By: Sosie Frost
To L.G.

Bad boys, bad boys…whatcha gonna do?



Maybe I was crazy, but the vacant property still smelled an awful lot like burnt sugar.

I never liked the smell, especially since it was a sign something went super wrong in the kitchen. Those were the days I’d stay late, break out the chisels, and chip away chunks of blackened sugar. Life in a candy shop and bakery created one sticky disaster after another, but I had loved it, even when the chocolates seized or the soufflés deflated.

The fire didn’t leave me many candy-making opportunities. Those cookies crumbled a year ago, and I was still sweeping up the mess.

But I swore a smoky scent remained. It wasn’t caramel sweetness or the accidental drip of cake batter in the oven. This was acrid, tacky, and charred. It must have been in my head. Nothing remained of the ashes, fire, or ungodly amounts of sugar the flames consumed.

We had cleared the rubble a year ago, once the state fire marshal completed his report. Sweet Nibbles, my family’s historical bakery and candy shop, was gone. Completely. We had only memories now, though the night of the fire was still a hazy nightmare that trapped my thoughts in the smoke.

A weed poked through the hard-cracked dirt, right where my walk-in refrigerator used to sit. I plucked it, scaring the whiskers off a little mouse surveying my property too. At least he stayed outside permanently now—I lost enough bags of sugar to the greedy little furballs. I never had the heart to kill them, effectively enabling the first generation of diabetic mice in the small town of Saint Christie.

A discarded coffee cup from Anne’s Beans rolled over the grass, and I grabbed it before the mouse dove inside to get his fix. If the property was all I had anymore, I couldn’t let it look unsightly. My family was too proud for that.

At least…we were before.

“Heya, Josie!” Benjamin Ducacas’s voice bellowed over the street. “Good to see you in your old stomping grounds!”

I waved at Benjamin and subtly checked my phone. After five already? That meant Benjamin closed his hardware shop to become the unofficial town-crier. Soon enough, everyone within earshot would know I visited my property.
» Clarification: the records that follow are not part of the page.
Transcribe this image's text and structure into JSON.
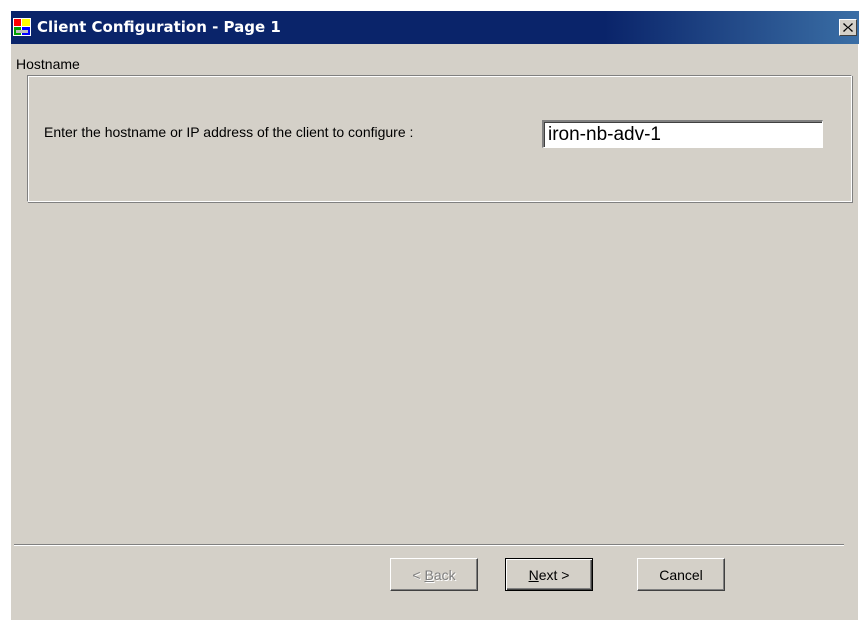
{
  "window": {
    "title": "Client Configuration - Page 1",
    "icon": "app-window-icon",
    "close_icon": "close-icon"
  },
  "hostname_group": {
    "legend": "Hostname",
    "prompt": "Enter the hostname or IP address of the client to configure :",
    "input_value": "iron-nb-adv-1"
  },
  "buttons": {
    "back": {
      "prefix": "< ",
      "accel": "B",
      "rest": "ack",
      "enabled": false
    },
    "next": {
      "accel": "N",
      "rest": "ext >",
      "enabled": true,
      "default": true
    },
    "cancel": {
      "label": "Cancel",
      "enabled": true
    }
  },
  "colors": {
    "titlebar": "#0a246a",
    "face": "#d4d0c8"
  }
}
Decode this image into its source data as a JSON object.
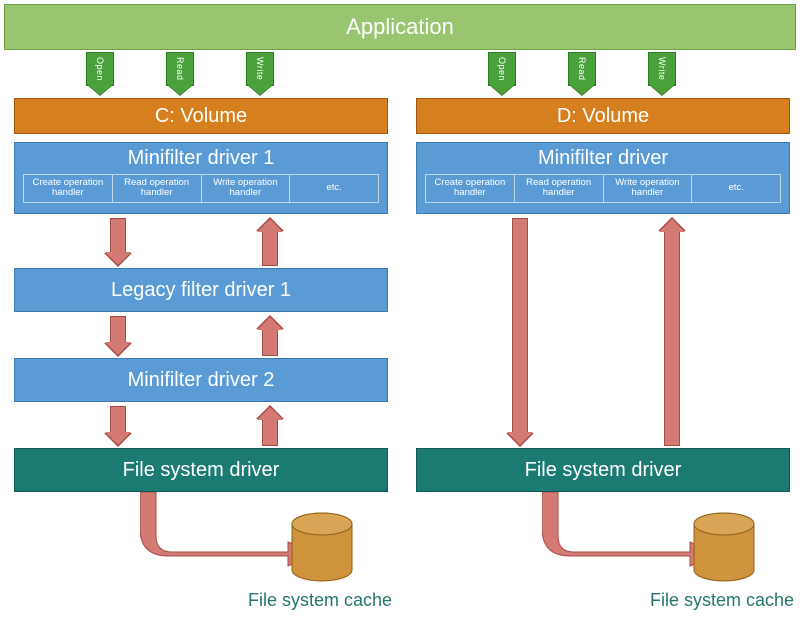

Benjamin shuffled closer to the lot as he walked—showcased—his prized standard poodle for the town to admire. Or avoid. Probably avoid. The puffed up prize-winner had a bite worse than his owner.

Benjamin was a bit too curious for his own good. “Breaking ground yet?”

I rattled the empty coffee cup. “Got some grounds at least.”

He wagged a finger at me, but I was lucky. He couldn’t delay his nightly walk with Jean-Baptise. Benjamin insisted on a brisk, full-hour of exercise to benefit the poodle’s waistline. The training regimen was strict to qualify the dog for the state championship show…though Jean-Baptise’s preferred path always seemed to lead Benjamin right to Tyler’s burger stand.

“You’ll be re-building again soon enough,” Benjamin said. “Mark my words, little lady. We won’t go another Christmas without your peppermint bark, will we Jean?”

The poodle, as always, feigned indifference to my peppermint bark…but maybe a peppermint howl would earn me a tail wag. I politely smiled. Once a week someone asked about my grand re-opening, but I had no real answer, nothing the townsfolk didn’t already know. We needed money to rebuild, and those were the sorts of secrets everyone had been gossiping for months.

Still, Saint Christie’s main street wasn’t the same without the shop—the quaint historical town grinned like a child missing a tooth. I wasn’t the same either. I missed the shop. I missed baking.

I missed him.

No stoves. No counters. No little ice cream corner with the paisley-striped wallpaper and red, old-fashioned booths. Nothing survived the fire. We had been lucky to make it out. Molten sugar was dangerous enough making homemade candies. I never wanted to be surrounded by it again. Or burning walls. Crushed glass. Collapsing stairs.

Odd how only one year had passed since my little slice of gum-drop heaven got flambéed. Felt longer. Lonelier.


“Josie Davis!” A voice shouted over the lot. “You’re on my property!”

Bob Ragen screamed loud enough for Benjamin to hear at the corner of the block—that meant the entire town would hear every word that was exchanged.

I retreated three feet even though it was all my property according to the survey. It appeased the heavy-set grump locking up his sporting goods store.

“And keep out!” Bob pointed a fat finger at me. It wavered in the air. Must have been five o’clock somewhere long ago. “If I told you once, I told you a million times, check the goddamned survey—”